In 2006 I made some exploratory visits to the Prints and Drawings Room to look more closely at the body of work known as "Colour Beginnings", which are watercolour sketches ,thought by curators and experts to be 'unfinished' preparatory and experimental pieces related often to other subsequent 'finished' works, and decided to commit myself to a project of that name, using this body of work , and the sketch books , as the principle source of inspiration. Turner's approach to painting, the tenacity of his vision as an artist, and his robustness and passion as a human being,were an inspiration to completing this work; he is a role model for the 21st Century artist."
In 2008 The Leverhulme Trust granted Tate Britain funding to invite Tim to be artist in residence in 2009.
"Looking more closely at the nature of this inspiration, I became aware that part of the relationship which crossed the boundary between the two disciplines, for me was, and is, tonality, both in paint and in sound. I have experimented with watercolour paint for most of the time I have been a professional musician, and the quality, for instance, of the sound of my saxophone has parallels in paint.
For instance, the edge of the sound against a silent backdrop, and the edge of a colour wash against the texture of the paper or another layer of wash.
Another relationship which emerged while I worked and researched, as Artist In Residence at Tate Britain in 2009, was in the similarity of Turner's approach to working, as reported by other observers,and by contemporary experts who I consulted,and my approach as an improvising jazz musician. Farringdon, a contemporary of Turner's, described in vol.iv of his memoirs how

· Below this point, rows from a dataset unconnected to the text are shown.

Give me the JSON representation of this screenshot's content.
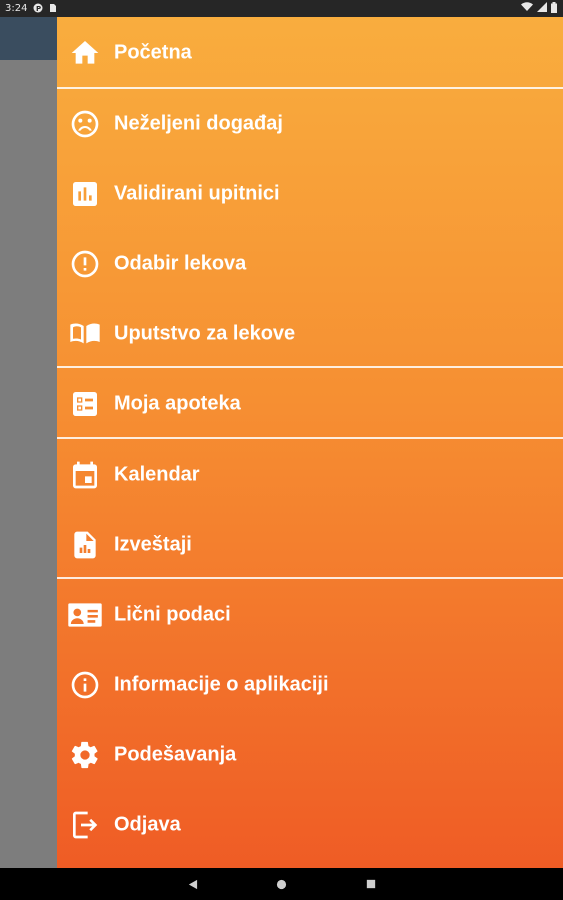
{
  "status_bar": {
    "time": "3:24",
    "icons": [
      "notification-p-icon",
      "sim-card-icon",
      "wifi-icon",
      "signal-icon",
      "battery-icon"
    ]
  },
  "drawer": {
    "background_gradient": [
      "#f9ad3e",
      "#f68f32",
      "#ef5c25"
    ],
    "text_color": "#ffffff",
    "items": [
      {
        "label": "Početna",
        "icon": "home-icon"
      },
      {
        "label": "Neželjeni događaj",
        "icon": "sad-face-icon"
      },
      {
        "label": "Validirani upitnici",
        "icon": "bar-chart-icon"
      },
      {
        "label": "Odabir lekova",
        "icon": "alert-circle-icon"
      },
      {
        "label": "Uputstvo za lekove",
        "icon": "book-icon"
      },
      {
        "label": "Moja apoteka",
        "icon": "list-checklist-icon"
      },
      {
        "label": "Kalendar",
        "icon": "calendar-icon"
      },
      {
        "label": "Izveštaji",
        "icon": "report-file-icon"
      },
      {
        "label": "Lični podaci",
        "icon": "id-card-icon"
      },
      {
        "label": "Informacije o aplikaciji",
        "icon": "info-icon"
      },
      {
        "label": "Podešavanja",
        "icon": "gear-icon"
      },
      {
        "label": "Odjava",
        "icon": "logout-icon"
      }
    ]
  },
  "nav_bar": {
    "buttons": [
      "back-icon",
      "home-circle-icon",
      "recents-icon"
    ]
  }
}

"Turner has no settled process, but drives the colours around until he has expressed the ideas in his mind". The narrative of a solo emerges by articulating tones
'heard' by the inner ear, and then responding to the resultant suggestions coming from those resonances, and the responses of the other musicians. This emerging narrative, which is the lifeblood of jazz playing,bares a close resemblance to the improvisational approach whereby Turner articulated his own colour/visual perceptions.
In the Colour Beginnings body of work, ".....more precious and lovely than any finished drawings"(John Ruskin -Modern Painters),the raw edge of his experimentation and poetic urge is very exposed and accessible.
How I composed the music
I spent 3 months looking through all the Colour Beginnings colour sketches stored at Tate Britain and some other related works, including sketch books (there are hundreds!),read and researched Turner's work and life, and selected some works.
I then set up groups of paintings in the Prints and Drawings Room, where I was based at Tate Britain, and recorded spontaneous improvisations in front of the paintings.
I then selected some of the improvisations, transcribed them ,learnt them and harmonised and arranged the improvisations to present to the musicians in my quartet.